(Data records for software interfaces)
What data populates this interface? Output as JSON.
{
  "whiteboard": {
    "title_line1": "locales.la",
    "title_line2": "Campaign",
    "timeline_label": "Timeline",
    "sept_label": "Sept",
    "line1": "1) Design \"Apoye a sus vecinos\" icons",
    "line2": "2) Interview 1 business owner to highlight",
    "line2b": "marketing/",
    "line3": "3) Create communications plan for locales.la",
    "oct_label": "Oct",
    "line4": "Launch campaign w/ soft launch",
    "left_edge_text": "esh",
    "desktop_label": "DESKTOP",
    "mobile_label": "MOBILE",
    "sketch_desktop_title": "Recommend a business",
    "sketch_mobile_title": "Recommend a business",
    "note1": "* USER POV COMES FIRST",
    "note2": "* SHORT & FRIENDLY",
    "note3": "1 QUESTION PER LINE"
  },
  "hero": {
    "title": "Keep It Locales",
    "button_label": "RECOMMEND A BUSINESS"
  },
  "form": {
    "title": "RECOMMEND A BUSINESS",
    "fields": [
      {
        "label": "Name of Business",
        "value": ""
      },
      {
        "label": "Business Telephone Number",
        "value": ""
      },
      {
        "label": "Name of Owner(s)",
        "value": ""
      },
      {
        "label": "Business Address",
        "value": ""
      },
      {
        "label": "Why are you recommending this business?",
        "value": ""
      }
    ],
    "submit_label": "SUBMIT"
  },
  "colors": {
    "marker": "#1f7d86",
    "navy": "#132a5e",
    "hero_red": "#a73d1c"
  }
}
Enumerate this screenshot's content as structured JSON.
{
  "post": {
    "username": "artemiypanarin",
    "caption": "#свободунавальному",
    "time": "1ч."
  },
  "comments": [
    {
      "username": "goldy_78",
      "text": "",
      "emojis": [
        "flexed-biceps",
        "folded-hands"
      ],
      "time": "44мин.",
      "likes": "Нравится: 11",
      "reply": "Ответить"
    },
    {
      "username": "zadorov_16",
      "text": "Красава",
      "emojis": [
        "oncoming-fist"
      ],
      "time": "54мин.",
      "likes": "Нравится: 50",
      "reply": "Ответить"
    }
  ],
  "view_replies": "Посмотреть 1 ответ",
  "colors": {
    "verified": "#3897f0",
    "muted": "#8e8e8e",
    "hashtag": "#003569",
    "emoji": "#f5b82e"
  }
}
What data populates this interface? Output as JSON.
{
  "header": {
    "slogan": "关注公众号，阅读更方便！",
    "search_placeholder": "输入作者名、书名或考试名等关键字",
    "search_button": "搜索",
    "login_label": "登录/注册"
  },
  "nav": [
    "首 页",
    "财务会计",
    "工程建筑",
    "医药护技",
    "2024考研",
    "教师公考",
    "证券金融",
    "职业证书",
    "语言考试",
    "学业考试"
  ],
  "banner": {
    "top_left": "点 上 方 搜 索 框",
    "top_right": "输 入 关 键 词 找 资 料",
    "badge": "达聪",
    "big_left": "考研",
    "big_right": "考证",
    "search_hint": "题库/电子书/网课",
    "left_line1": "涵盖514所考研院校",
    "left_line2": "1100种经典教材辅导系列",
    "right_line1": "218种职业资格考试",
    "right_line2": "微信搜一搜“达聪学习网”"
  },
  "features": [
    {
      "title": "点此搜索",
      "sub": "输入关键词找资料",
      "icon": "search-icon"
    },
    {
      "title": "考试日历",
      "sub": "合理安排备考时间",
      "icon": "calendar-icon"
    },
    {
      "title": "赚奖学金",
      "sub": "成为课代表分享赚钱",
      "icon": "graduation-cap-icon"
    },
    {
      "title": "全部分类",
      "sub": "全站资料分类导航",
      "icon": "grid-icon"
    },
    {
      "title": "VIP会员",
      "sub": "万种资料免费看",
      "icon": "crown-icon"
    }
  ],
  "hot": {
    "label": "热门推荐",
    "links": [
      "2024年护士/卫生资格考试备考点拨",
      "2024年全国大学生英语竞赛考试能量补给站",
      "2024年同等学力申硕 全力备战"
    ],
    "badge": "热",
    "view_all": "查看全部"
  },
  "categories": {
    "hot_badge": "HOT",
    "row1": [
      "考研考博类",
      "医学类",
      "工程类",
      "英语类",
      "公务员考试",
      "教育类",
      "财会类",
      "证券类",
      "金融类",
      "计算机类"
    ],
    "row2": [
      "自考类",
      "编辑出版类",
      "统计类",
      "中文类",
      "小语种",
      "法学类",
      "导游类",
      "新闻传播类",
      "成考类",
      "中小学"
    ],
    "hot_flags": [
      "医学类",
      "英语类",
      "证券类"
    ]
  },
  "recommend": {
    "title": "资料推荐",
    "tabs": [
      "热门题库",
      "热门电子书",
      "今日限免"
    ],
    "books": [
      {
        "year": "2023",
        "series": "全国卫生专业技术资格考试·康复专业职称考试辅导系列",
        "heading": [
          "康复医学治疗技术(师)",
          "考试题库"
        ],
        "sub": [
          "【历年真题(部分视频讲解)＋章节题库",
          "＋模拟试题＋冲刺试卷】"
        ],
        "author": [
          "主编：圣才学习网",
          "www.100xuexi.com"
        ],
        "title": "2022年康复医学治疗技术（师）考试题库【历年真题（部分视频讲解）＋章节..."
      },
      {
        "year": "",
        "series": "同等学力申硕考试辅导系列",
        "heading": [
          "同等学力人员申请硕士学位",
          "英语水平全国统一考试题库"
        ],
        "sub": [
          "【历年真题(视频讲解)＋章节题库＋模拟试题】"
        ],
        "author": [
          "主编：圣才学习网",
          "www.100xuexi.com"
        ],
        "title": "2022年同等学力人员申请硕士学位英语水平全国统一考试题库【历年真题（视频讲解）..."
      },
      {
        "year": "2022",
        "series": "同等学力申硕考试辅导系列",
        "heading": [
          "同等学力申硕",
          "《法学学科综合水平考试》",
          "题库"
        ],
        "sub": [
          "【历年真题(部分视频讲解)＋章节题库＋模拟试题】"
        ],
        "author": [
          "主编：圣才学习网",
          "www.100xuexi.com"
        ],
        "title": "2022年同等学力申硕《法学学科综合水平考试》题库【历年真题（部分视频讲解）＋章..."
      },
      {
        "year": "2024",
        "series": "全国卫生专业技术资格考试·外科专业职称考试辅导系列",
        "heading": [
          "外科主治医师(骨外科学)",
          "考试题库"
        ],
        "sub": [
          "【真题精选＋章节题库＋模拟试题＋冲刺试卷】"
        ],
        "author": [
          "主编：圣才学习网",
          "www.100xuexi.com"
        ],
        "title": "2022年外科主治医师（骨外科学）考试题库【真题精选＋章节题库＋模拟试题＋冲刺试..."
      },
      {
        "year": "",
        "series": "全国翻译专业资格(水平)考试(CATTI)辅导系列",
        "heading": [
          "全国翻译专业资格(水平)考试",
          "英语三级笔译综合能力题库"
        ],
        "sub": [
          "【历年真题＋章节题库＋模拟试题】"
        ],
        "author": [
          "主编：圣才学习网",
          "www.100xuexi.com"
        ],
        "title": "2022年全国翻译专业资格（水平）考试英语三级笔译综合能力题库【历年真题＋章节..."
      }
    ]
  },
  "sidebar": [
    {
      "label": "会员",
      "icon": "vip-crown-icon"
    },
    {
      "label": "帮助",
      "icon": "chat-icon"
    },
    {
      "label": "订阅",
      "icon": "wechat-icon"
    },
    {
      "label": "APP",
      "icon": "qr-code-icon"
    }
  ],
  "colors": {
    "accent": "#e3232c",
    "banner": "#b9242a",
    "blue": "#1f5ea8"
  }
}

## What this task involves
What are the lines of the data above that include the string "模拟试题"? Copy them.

## Solution to this exercise
          "＋模拟试题＋冲刺试卷】"
          "【历年真题(视频讲解)＋章节题库＋模拟试题】"
          "【历年真题(部分视频讲解)＋章节题库＋模拟试题】"
          "【真题精选＋章节题库＋模拟试题＋冲刺试卷】"
        "title": "2022年外科主治医师（骨外科学）考试题库【真题精选＋章节题库＋模拟试题＋冲刺试..."
          "【历年真题＋章节题库＋模拟试题】"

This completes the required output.